** Records for the task follows **

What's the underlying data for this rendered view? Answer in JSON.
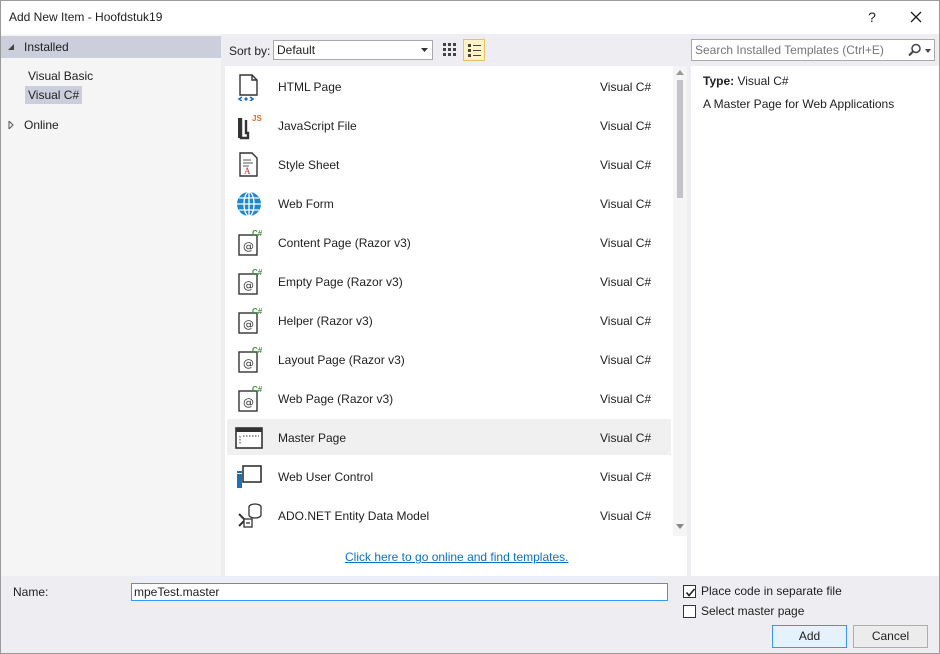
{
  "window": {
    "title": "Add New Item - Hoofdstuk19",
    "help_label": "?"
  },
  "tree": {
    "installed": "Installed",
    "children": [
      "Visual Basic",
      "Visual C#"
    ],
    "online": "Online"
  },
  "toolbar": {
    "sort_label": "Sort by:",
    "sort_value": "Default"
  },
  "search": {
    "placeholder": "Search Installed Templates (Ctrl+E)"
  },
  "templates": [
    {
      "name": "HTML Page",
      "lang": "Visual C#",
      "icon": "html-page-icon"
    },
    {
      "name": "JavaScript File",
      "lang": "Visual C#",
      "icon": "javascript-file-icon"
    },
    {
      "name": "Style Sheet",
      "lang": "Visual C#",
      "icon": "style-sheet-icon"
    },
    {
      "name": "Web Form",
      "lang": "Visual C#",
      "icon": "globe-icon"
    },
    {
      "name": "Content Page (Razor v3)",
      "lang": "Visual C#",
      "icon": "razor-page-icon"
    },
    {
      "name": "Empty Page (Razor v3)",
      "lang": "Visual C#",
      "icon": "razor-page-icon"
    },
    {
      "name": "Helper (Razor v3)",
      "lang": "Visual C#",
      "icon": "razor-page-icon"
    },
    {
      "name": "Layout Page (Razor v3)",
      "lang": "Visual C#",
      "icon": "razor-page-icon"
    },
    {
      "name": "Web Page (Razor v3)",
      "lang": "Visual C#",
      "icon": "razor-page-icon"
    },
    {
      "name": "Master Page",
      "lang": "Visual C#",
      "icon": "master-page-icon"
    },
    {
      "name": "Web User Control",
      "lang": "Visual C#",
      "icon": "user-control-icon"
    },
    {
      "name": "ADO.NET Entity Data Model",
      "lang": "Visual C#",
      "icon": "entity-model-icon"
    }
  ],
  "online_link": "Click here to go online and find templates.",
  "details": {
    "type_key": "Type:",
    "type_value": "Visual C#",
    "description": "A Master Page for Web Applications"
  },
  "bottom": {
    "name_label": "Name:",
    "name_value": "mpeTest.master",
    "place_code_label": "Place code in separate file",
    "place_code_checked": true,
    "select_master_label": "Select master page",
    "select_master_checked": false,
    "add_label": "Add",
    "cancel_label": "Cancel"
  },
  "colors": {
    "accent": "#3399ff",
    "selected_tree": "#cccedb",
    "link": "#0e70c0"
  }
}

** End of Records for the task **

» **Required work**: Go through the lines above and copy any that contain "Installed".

» **Problem solution**:
    "installed": "Installed",
    "placeholder": "Search Installed Templates (Ctrl+E)"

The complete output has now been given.